    I haven't read a ton of "history of the world" books, but this was fascinating. Highly recommended. I think the author is incredibly good at explaining and simplifying big concepts. He take on complex things like religion & capitalism and explains them in very simple terms that you likely hadn't thought about before. The history of religion chapter was very interesting. I hadn't thought about the fact that many early religions were animists or po...
  • Ehud Amir
    2012-07-27
    A Brief History of the Right QuestionsAt the 16th Century, Peter Bruegel the Elder has painted his Landscape with the Fall of Icarus: a farmer works in the field, ships sail by – and at the bottom, at the corner, almost invisible, Icarus falls to the sea. The Icarus Myth is remembered for thousands of years; the farmer in the painting had lived and died in anonymity. Why, therefore, had Bruegel painted such a small and marginal Icarus and such ...
  • Trevor
    2018-03-27
    A friend of mine at work recommended I read this during the week – and it is hard not being struck by the odd coincidence of that. Not so much him recommending a book to me, he’s done that before, but this book is very similar to The Patterning Instinct and I only read that a week or so ago. And that’s odd too, since it is years since I’ve read a book on this theme, despite it being a bit of a favourite at one time. So, reading two books ...
  • David
    2015-03-10
    Sapiens was an occasionally interesting but ultimately disappointing read. Where Jared Diamond's Guns, Germs, and Steel was a transformative investigation of the origins of civilization, Yuval Harari's Sapiens is a divisive, ideologically driven [Cognitive Revolution = Cultural Determinism] which twists data to fit a pre-existing theory. Back of it all, the entire book, is the final chapter where Harari frets about genetic engineering, cyborgs, a...
  • Macy_Novels at Night
    2018-11-11
    Detailed history with a splash of the authors opinion. Like many, I am fascinated with the history of the human race, and enjoy learning as much as I can possibly absorb.
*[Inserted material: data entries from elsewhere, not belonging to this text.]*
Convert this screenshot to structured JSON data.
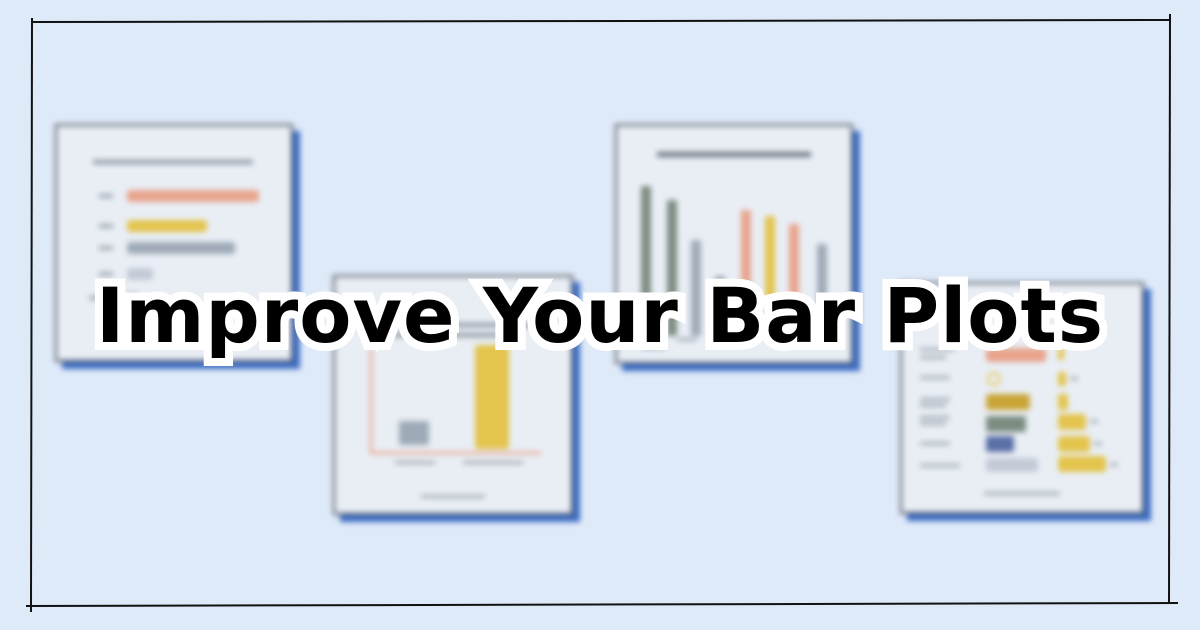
{
  "headline": "Improve Your Bar Plots",
  "colors": {
    "background": "#dfeaf9",
    "card_shadow": "#3c6cc4",
    "salmon": "#e8a48c",
    "mustard": "#e3c44c",
    "slate": "#9eaab7",
    "sage": "#7c8c80",
    "navy": "#5a6fa6",
    "pale": "#c3cad6"
  },
  "thumbnail_icons": [
    "horizontal-bar-chart-icon",
    "vertical-bar-chart-icon",
    "grouped-bar-chart-icon",
    "table-bar-chart-icon"
  ]
}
This book provides a good timeline of how we came to be, yet attempts to answer questions that we will never have the answers to. The author answers the questions with certainty that he is stating fact, and I found it a little humorous at times. The book took twists and turns th...
  • Magdalena
    2018-08-06
    Once in a while I like to challenge myself and read something that wouldn't be my usual genre. Sapiens fits that bill perfectly. I haven't got that much interest in anthropology but I do want to educate myself more in that field and I feel that I learnt a lot from reading it.Intelligent, very well-written, engaging and definitely thought-provoking. Not everyone will agree with Harari's take on things but I enjoyed it and will read more of his boo...